14 Apr ART 723-Photos to my project-inspiration cards-early spring-immune boosting spring teas
forsythia fortifying tea
Forsythias are well-known shrubs that bear yellow flowers in early spring. One of the most valuable substances contained in forsythia flowers is rutin. It improves, among others, the tightness of blood vessels. It also has an antioxidant effect and prevents the formation of some free radicals. In addition, it prolongs the action of vitamin C.
Forsythia flowers contain a large dose of rutin. The beneficial effects of forsythia flowers are also influenced by other substances that are present in them, including: quercetin with anti-allergic and anti-inflammatory properties; anthocyanins with quite versatile properties, or phenolic acids with antioxidant properties. Vitamin C is also found in forsythia flowers.
Forsythia flowers, both fresh and dried, are primarily used to make an infusion. Flowers are poured with water at a temperature of about 80ºC and brewed for several minutes. Then it is strained and drunk (about a glass a day). Forsythia infusion can be treated as a strengthening tea, drunk from time to time, but due to the properties of flowers it is recommended especially during the cold season. You can also add lemon or other fruits rich in vitamin C to it. In this way, we will make the best use of its strengthening benefits. You can also sweeten it with honey (we always add honey after the infusion has cooled down).
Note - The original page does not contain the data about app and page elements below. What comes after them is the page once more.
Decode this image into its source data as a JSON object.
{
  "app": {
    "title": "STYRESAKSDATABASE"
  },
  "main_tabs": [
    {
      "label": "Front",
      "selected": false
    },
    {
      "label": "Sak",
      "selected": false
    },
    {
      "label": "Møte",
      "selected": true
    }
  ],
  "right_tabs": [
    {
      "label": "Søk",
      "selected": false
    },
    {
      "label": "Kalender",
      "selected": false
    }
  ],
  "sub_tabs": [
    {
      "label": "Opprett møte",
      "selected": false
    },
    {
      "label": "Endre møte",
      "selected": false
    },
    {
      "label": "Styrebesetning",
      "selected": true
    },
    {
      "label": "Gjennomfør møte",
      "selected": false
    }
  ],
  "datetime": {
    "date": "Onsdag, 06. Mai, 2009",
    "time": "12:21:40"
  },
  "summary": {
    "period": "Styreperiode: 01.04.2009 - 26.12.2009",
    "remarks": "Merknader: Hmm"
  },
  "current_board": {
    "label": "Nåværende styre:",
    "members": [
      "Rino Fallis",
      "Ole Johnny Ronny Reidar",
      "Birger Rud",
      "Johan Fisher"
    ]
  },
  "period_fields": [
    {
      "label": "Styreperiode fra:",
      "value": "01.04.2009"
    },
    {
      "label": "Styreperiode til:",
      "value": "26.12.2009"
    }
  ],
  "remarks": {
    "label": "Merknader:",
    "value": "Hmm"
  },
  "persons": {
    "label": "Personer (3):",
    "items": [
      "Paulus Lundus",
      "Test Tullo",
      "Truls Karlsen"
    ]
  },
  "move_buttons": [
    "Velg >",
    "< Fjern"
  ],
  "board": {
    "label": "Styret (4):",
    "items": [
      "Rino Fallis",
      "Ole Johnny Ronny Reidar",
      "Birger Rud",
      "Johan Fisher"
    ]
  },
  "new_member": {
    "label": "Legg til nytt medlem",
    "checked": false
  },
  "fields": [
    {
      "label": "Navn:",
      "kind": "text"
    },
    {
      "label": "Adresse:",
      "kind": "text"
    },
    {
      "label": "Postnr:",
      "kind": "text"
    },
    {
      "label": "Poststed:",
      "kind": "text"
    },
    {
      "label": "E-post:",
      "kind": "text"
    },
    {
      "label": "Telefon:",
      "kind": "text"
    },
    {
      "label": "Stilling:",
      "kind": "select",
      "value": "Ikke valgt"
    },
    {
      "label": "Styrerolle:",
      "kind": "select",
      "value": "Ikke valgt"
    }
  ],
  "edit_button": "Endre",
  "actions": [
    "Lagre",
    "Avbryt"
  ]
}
tea from young larch needles
Larch needles are most often used in folk medicine. It is used to prepare infusions and teas, decoctions and strong tinctures. Water infusion is prepared from needles and young buds of larch. The place where you will find larch is a forest or garden.
40 g of dry or fresh ingredients are poured into 500 ml of boiling water, leave covered for an hour. Drain
After the infusion has cooled to about 40 ° C, you can add honey or lemon juice to it. The drink should be 250 ml twice a day for a cold or to strengthen the immune system.
geranium leaf syrup
The use of geranium is very wide and includes e.g. treatment of colds. For this purpose, infusions are most often made from fresh leaves. This is a popular, “grandmother’s” way to fight the symptoms of seasonal infections, accompanied by a cough or runny nose. The fragrant leaves can be used to make a wonderfully aromatic syrup that can be added to other teas or desserts. Most often, geranium is grown at home in pots.
And all together it looks like this: